I talk about this comic – which is not strictly a webcomic, but comes with a qualifier, which I’ll get to shortly – and I always risk turning into a sugared-up six year-old in Disneyland.
I love Atomic Robo. I love the book, I love the character, I love the writing, I love the art. If Atomic Robo was a woman, I’d keep her in the style to which she is accustomed, and my wife would probably let me, because her love of it is only slightly less than my own. I am a convert to the Church of Robo. I am a proselytizer of its ways and means. I am a devotee of its cause and its mission.
And yes, I think Dr. Dinosaur is about as brilliant a faux-nemesis for Robo as could be imagined.
Pause for breath, Greg.

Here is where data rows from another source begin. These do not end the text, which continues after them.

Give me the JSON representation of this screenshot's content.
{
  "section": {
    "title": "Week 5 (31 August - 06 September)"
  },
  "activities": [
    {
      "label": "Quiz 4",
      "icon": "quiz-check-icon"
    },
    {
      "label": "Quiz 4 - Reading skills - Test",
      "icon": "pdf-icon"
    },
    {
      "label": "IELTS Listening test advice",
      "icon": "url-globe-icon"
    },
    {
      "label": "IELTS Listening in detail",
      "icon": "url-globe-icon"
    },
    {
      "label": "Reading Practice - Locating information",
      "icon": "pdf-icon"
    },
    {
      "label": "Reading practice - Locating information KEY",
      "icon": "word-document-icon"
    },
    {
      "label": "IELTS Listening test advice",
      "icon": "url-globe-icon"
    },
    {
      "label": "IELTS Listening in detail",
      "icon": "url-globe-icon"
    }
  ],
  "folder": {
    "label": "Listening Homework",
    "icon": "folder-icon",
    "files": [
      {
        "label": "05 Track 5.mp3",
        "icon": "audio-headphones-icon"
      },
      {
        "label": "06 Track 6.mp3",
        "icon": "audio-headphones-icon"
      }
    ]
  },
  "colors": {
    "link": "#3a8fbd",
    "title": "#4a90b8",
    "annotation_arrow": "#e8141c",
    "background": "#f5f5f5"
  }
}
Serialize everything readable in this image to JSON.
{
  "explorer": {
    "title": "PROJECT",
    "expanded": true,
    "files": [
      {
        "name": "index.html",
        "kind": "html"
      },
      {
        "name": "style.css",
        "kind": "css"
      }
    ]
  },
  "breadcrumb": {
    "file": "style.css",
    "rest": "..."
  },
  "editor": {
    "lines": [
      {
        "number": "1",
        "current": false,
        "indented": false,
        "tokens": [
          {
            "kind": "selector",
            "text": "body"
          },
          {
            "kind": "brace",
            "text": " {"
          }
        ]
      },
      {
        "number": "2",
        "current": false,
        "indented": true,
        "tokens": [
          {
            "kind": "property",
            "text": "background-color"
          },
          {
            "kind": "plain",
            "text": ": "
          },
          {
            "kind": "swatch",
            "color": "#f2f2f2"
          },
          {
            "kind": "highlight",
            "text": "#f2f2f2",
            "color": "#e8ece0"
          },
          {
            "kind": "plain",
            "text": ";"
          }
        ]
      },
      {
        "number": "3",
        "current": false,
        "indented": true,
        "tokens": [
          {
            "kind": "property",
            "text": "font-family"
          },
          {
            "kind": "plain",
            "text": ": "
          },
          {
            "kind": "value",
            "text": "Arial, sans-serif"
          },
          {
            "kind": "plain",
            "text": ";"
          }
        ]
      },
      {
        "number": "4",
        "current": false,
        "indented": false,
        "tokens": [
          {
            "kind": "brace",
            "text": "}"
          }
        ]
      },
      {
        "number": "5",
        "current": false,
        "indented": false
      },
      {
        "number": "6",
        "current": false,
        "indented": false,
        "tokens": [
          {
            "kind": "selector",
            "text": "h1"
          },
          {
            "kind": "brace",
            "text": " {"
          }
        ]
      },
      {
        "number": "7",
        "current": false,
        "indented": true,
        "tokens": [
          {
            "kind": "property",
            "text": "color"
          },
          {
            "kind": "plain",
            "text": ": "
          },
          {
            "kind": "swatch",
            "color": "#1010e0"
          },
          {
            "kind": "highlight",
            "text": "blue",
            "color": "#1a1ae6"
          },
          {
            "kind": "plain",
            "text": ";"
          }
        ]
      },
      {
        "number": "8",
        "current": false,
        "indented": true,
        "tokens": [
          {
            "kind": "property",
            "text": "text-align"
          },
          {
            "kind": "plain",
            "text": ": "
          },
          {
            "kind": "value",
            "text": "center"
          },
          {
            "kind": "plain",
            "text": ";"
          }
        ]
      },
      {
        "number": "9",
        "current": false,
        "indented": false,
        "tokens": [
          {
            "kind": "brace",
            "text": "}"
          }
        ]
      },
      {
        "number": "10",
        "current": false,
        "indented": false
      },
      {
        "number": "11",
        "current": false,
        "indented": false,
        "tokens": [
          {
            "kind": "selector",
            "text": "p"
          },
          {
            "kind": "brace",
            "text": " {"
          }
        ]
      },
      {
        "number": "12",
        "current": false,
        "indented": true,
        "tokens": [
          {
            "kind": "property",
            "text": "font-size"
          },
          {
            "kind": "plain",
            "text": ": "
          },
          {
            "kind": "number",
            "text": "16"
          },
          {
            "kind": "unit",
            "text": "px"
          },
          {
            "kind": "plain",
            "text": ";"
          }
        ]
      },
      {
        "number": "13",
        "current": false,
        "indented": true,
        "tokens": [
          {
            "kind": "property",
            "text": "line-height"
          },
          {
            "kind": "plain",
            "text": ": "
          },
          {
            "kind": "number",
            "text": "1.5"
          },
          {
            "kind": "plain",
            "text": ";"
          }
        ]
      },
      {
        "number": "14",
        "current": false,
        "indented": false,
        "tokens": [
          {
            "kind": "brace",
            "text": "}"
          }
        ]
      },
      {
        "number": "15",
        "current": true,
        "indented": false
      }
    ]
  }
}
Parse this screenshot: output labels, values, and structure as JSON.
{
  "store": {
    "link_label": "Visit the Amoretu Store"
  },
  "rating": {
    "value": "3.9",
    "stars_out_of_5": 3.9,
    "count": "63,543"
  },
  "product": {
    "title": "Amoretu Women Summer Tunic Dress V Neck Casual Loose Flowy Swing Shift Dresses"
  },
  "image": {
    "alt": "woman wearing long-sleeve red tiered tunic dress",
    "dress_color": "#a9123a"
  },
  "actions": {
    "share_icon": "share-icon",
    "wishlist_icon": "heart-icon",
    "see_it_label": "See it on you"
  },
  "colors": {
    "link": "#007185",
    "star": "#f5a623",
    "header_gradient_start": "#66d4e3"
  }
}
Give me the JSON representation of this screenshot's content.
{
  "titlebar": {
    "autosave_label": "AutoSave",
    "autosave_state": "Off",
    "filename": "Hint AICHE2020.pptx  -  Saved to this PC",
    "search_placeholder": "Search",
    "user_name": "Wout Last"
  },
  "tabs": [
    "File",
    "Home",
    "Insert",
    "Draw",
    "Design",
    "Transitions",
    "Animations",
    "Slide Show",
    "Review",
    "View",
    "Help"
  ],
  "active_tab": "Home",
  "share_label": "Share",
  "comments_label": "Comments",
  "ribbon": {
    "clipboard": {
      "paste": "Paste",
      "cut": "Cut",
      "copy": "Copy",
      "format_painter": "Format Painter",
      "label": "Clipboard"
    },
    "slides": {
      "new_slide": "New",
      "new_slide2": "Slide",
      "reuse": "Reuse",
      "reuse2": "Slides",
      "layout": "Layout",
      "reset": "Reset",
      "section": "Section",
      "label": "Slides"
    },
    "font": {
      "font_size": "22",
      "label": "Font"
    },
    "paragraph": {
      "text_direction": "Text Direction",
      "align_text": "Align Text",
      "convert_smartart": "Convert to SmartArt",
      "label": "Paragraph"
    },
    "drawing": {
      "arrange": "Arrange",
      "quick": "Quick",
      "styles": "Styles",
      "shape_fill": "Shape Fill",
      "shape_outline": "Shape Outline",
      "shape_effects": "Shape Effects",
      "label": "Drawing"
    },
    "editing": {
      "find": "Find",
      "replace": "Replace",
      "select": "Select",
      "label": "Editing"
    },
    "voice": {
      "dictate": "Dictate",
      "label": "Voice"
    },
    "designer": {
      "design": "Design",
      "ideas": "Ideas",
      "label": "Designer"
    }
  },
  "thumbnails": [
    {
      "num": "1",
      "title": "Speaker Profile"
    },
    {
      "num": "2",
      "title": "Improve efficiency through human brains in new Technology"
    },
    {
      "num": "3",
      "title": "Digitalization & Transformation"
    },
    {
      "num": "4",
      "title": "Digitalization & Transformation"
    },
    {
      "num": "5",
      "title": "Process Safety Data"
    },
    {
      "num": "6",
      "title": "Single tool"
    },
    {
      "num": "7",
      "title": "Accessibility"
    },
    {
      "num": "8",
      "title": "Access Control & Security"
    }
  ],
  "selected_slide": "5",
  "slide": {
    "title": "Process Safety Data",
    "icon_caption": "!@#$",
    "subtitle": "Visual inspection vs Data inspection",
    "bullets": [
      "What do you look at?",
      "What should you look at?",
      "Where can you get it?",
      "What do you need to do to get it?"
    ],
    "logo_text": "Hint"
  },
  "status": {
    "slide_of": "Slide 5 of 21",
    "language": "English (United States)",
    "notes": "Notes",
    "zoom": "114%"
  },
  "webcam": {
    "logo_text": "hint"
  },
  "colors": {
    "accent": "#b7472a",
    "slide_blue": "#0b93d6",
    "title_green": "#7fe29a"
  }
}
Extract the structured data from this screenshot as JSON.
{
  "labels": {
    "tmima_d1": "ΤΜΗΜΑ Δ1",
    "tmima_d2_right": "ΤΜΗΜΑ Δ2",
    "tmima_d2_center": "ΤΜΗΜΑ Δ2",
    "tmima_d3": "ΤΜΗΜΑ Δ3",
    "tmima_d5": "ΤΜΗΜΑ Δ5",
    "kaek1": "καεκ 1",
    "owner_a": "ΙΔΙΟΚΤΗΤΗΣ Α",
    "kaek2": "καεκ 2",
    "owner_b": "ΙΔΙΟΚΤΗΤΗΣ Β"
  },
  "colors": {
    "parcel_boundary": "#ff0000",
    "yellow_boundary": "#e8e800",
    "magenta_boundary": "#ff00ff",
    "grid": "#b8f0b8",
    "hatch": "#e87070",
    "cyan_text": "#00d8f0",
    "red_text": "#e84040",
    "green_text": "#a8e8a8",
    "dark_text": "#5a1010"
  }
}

OK. First things first. Atomic Robo is not, technically, a web comic, though if you follow this link, you can read several of the stories online. It’s a floppy first, bound to trade second, but – and this is a significant but – it reads like a webcomic. If you follow Clevinger’s pacing, his storytelling, you’ll note that pages are complete moments, that the dramatic tension propels from one to the next, but without those foolish missteps that I’ve committed. Dialogue does not hang, for instance, nor does he use captions to voice-over his transitions. He’s writing a print comic with a web-serial sensibility, and it’s not by accident. Clevinger cut his teeth on webcomics, 8-Bit Theatre, to be precise. The lessons learned are apparent. He is a terrific writer, in my estimation.
Or maybe it’s just that Scott Wegener makes him look so damn good. Comics – obviously enough – live and die upon the art. It’s a visual medium, not a textual one, and the storytelling required is thus a mastery of a very specific form. The greatest compliment I can give here is that I cannot imagine another artist working today who could draw this book. As much as Clevinger’s words define the comic, so does Wegener’s pencil. The balance between the cartoonist and the comic book artist is a delicate one, and he strikes it perfectly.
Then there’s this little treatise (which I have mentioned in the past), and which I have come to hold dear to my heart. Brian and Scott didn’t reinvent the wheel here, when they wrote this. But what they did do was articulate, eloquently and simply, a creator’s manifesto that is apparent in every panel and on every page of their work. I read this, the first time, just as Rick, Eric, and I were really ramping Lady Sabre up to speed, and it’s been a guiding philosophy here ever since. Like I said, it’s not groundbreaking in its content; its groundbreaking, perhaps, because they both committed to it, and they’ve followed through.
There’s more. There’s so much more. There’s the adherence to internal logic, something that I verge to zealous about, and something that has made collaborators and editors I deal with cry. There’s a devotion to hard science, as well as a balance with the fantastic. There’s the clear love of history, science-geek and otherwise. There’s the ever-developing mythology surrounding Robo and his cohorts at Tesladyne. There’s the fact that I can adore this book and then hand it to my 11 year-old, and know he adores it just as much, and I don’t have to worry about what he’s going to read.
And it’s fun. It is genuinely, honest to God, just fun.
So, yes, technically not a webcomic.
But such a damn fine comic all the same.